President Nicos Anastasiades said on Wednesday he would not let the Greek Cypriot side take the blame for the impasse in the Cyprus talks in Crans-Montana last July.
Responding to ongoing criticism from main opposition Akel over his handling of the negotiations in Switzerland which failed at the last stretch, Anastasiades said this only led to boosting Turkish intransigence and support for the Turkish positions.
Akel leader Andros Kyprianou accused Anastasiades on Tuesday, following an interview Anastasiades had with Phileleftheros, of “working to cover his unpopular policies with contradictions, regressions inaccuracies, distortions and half truths”.
Anastasiades’ response came Wednesday as he was addressing the annual congress of public service union Pasydy in Nicosia where he said he would not accept blame for the impasse in Crans-Montana being put on the Greek Cypriot side.
“It was not the Greek Cypriots who were responsible because we rejected intervention rights. It was not the Greek Cypriot side that was responsible because it did not accept a military base and a permanent presence the Turkish army,” he added.
Anastasiades said he was saddened every day to see Turkish positions that hold the Greek Cypriot side responsible for the failure at Crans-Montana.
“I regret sincerely because I have to answer in harsh tones,” he said. It was bad enough to hear those voices coming from outside Cyprus but worse “when there are voices from the inside who support what is unfortunately claimed by the Turkish Cypriots as a result of their dependence on Turkey”.
Turkish Cypriots, he said, should eventually be weaned from this dependency. “We are ready to contribute in this direction but we do not accept that it is imposed on us that the majority should be turned into minority because that would supposedly be a fair solution.
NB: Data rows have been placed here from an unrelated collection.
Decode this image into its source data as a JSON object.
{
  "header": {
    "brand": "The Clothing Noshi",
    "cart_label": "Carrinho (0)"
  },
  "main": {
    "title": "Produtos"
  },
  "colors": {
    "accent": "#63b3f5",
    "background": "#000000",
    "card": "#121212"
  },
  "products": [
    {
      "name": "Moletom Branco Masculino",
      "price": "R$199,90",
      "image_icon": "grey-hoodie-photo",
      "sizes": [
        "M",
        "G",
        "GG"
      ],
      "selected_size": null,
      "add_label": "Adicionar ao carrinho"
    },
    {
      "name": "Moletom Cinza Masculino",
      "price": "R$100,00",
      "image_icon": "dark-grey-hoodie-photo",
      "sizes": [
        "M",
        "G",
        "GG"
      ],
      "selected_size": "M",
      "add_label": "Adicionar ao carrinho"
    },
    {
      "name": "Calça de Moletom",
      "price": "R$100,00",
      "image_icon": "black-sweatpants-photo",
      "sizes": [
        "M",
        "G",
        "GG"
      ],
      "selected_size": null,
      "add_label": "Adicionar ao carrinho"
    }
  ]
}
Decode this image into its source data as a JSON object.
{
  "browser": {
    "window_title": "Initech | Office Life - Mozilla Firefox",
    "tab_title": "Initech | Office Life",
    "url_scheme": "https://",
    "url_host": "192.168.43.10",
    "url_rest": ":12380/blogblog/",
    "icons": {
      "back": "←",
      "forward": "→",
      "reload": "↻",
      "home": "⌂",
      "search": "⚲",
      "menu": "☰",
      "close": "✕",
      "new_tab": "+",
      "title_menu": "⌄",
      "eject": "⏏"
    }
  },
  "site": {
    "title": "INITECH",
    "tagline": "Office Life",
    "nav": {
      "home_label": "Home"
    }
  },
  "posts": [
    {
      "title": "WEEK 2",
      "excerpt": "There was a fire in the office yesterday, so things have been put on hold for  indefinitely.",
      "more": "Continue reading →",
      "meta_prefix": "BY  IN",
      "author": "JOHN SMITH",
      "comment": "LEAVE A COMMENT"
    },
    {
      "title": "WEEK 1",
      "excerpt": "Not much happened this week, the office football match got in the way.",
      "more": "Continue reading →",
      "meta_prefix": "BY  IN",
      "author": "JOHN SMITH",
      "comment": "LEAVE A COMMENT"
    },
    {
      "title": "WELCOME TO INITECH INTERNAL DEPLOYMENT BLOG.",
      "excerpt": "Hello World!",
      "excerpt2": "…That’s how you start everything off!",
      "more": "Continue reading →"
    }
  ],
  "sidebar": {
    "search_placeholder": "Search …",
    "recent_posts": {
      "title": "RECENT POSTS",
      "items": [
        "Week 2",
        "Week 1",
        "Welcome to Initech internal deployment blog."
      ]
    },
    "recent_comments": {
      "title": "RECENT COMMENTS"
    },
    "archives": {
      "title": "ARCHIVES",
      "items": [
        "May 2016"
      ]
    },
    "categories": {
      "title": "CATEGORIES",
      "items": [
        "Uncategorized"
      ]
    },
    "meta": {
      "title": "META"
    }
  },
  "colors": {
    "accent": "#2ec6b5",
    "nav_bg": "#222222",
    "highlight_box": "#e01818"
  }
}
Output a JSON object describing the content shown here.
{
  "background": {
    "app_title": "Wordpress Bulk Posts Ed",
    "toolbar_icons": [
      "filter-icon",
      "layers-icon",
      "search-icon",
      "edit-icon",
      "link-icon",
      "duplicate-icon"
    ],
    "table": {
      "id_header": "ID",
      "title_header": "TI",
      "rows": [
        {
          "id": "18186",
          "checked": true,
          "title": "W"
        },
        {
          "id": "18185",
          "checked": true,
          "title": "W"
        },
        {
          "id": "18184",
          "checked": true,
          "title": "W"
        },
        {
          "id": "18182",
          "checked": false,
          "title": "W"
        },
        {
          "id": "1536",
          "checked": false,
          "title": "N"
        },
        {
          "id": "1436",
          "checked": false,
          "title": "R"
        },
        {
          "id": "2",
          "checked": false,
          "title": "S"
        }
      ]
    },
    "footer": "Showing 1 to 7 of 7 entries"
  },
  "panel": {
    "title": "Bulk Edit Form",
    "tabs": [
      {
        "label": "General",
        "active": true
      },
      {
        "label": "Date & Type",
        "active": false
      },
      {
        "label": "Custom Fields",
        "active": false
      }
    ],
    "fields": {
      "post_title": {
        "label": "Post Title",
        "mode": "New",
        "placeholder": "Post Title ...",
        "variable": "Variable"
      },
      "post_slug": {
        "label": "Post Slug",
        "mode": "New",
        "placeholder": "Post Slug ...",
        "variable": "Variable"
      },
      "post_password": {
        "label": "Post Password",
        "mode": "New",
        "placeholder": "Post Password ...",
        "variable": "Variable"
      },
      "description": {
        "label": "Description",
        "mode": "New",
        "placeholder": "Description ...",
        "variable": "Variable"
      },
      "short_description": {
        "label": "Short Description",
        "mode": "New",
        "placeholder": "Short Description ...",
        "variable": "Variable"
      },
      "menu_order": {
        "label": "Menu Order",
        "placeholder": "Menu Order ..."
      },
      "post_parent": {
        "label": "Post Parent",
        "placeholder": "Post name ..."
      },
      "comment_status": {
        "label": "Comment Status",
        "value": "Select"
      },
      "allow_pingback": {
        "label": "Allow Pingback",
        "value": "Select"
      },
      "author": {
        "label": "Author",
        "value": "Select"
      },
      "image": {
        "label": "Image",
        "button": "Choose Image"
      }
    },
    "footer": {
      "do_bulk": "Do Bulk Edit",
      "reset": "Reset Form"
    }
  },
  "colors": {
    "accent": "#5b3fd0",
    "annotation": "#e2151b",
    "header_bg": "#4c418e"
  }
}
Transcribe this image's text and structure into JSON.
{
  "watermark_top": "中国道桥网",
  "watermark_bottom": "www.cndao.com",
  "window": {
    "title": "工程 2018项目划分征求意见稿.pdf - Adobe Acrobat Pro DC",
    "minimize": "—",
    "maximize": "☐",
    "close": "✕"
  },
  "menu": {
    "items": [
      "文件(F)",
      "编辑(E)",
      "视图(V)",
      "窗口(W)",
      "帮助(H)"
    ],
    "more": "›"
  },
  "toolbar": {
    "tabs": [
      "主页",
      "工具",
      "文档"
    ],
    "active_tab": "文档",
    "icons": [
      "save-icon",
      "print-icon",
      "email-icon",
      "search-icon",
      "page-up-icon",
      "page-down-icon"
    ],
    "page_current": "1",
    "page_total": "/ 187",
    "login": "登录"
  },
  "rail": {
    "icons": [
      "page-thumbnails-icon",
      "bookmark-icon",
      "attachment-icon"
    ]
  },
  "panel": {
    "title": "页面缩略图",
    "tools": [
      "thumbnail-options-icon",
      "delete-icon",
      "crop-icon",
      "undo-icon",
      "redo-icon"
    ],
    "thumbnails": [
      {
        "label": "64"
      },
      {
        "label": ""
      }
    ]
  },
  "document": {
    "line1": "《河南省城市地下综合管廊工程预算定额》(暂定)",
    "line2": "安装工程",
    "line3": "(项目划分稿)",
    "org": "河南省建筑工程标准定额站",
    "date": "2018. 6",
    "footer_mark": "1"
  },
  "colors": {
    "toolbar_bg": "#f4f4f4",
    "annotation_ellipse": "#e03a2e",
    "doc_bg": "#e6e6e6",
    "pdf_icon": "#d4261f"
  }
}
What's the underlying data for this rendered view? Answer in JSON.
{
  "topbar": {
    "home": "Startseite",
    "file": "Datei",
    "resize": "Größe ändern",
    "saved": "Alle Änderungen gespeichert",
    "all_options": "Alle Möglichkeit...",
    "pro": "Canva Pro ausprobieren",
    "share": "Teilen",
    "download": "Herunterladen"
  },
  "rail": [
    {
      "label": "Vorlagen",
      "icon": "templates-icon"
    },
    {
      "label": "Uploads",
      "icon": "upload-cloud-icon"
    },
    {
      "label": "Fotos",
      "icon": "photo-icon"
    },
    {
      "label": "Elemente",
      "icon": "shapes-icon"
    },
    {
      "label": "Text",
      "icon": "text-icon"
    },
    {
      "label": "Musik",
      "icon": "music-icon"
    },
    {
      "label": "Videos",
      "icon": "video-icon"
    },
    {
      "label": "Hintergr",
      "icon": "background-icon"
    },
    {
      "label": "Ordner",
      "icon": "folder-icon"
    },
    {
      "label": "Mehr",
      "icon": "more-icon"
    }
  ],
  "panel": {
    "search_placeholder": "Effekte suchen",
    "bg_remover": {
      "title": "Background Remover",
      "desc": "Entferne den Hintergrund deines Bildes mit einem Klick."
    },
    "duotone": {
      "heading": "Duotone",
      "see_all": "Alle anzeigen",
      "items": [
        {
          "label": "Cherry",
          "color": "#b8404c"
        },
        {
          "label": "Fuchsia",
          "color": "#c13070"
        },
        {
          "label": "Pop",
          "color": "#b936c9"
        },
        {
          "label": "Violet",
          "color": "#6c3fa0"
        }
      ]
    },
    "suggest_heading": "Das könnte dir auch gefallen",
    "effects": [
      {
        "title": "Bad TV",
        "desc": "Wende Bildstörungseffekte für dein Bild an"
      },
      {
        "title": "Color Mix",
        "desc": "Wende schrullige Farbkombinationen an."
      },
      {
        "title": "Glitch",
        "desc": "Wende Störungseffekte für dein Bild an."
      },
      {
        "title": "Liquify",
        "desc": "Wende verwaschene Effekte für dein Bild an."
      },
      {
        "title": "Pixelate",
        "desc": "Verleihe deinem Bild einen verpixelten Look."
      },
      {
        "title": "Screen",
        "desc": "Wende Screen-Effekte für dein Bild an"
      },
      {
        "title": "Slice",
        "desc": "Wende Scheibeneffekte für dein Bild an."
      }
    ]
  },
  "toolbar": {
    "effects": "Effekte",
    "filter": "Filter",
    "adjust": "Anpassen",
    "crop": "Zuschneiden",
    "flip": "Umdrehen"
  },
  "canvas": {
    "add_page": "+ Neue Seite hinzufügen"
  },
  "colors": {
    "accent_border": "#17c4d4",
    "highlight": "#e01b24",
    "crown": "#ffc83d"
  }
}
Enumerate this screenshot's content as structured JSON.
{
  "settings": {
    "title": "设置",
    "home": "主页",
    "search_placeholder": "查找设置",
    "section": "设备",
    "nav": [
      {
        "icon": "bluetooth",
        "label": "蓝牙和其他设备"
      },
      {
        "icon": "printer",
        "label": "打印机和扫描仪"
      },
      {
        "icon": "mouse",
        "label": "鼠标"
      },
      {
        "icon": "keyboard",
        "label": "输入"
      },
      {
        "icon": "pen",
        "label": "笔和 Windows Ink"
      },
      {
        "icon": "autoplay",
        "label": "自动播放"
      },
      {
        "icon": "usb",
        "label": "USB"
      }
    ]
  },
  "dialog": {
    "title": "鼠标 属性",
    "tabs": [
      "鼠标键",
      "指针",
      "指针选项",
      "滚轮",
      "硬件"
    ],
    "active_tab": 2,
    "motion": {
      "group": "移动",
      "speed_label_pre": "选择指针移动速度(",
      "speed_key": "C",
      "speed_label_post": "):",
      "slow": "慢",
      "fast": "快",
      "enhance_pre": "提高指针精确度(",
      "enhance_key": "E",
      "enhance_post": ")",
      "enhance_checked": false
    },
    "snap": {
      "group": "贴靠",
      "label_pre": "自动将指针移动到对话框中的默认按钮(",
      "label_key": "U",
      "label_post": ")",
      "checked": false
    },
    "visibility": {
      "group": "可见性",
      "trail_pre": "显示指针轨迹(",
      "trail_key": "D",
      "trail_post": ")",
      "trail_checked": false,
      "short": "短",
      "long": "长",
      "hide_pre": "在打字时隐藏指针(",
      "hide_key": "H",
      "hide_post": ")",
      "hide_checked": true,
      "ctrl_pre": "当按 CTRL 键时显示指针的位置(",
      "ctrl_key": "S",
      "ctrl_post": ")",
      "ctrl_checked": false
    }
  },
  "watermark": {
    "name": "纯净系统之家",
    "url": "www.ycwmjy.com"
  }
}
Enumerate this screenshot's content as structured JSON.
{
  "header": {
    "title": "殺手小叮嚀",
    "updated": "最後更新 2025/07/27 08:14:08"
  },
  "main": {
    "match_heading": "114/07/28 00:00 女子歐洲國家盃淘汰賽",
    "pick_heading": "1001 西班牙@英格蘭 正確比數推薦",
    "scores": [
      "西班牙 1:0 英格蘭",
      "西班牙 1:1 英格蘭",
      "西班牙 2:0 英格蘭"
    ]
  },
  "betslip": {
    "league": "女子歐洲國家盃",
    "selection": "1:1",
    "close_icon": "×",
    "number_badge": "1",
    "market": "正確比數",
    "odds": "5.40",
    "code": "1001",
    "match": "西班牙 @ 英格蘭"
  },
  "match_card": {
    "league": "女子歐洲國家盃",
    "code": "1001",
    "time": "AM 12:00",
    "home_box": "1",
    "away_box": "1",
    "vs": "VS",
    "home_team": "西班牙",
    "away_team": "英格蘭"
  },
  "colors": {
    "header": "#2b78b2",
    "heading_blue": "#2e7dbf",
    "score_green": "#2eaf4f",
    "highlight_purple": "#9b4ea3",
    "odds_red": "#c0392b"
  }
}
A fair solution will be when there is no sense of injustice on either side, but rather one of mutual respect,” Anastasiades said.
He said he was not going to back down and admit defeat. “When we talk about the national issue it is above all, about country and not party,” he said.
Anastasiades reiterated his readiness to return to the table on the basis of informal document presented by the then special advisor to the UN secretary-general, Espen Barth Eide on June 30, which was rejected by both sides and which he said was reworked by the Secretary-General Antonio Guturres on July 4.
However, Kyprianou said on Tuesday there was only one Guterres document. “There are not two. This document is dated June 30. The secretary-general says so himself in his report after Crans-Montana and Mr Anastasiades himself says so in his letter dated July 17, which he sent to the secretary-general where he refers to the June 30 document,” Kyprianou said.
“Today he is trying to pass the message that there is another document dated July 4. He does so to confuse society and justify his attitude.”
On Wednesday, Kyprianou said that following an invitation from Anastasiades, he would go to the presidential palace on Thursday to see all of the letters and documents related to the Guterres framework.
Kyprianou said the president had promised the political parties a month ago that he would send them all of the letters but in any case, he had now been invited to the palace to view them.
“We know some of these letters have been made public, so we know first and foremost that a document exists, that of June 30 as President Anastasiades says in his letters, but I do not know where he discovered a document dated July 4.”
Government Spokesman, Prodromos Prodromou, said later in the day that any other political party wishing to see the letters and documents in question, is welcome to do so.
Meanwhile, Turkish Cypriot leader Mustafa Akinci responded to Anastasiades comments at Pasydy later on Wednesday saying the negative stance of Anastasiades to his proposal on April 30 to accept the Guterres framework before moving forward with negotiations was “concerning but not surprising” because Anastasiades was at the same point now that he was at in Crans-Montana.
Akinci said a month had passed without a positive response from Anastasiades. “Even though Mr Anastasiades has repeatedly said since Crans-Montana that he accepts the Guterres Framework, it was once again shown that the situation is not as such in reality.”
Akinci said it saddened him that “this important step which I have taken” remained without a response.
“Once again he [Anastasiades] rejects the concept of political equality and the active participation of the two parties in the [federal] administration, reiterating that he wants an arrangement where decisions will be taken by a simple majority,” Akinci said. “The Greek Cypriot leadership, despite saying the opposite, clearly indicates that it prefers to continue the status quo.”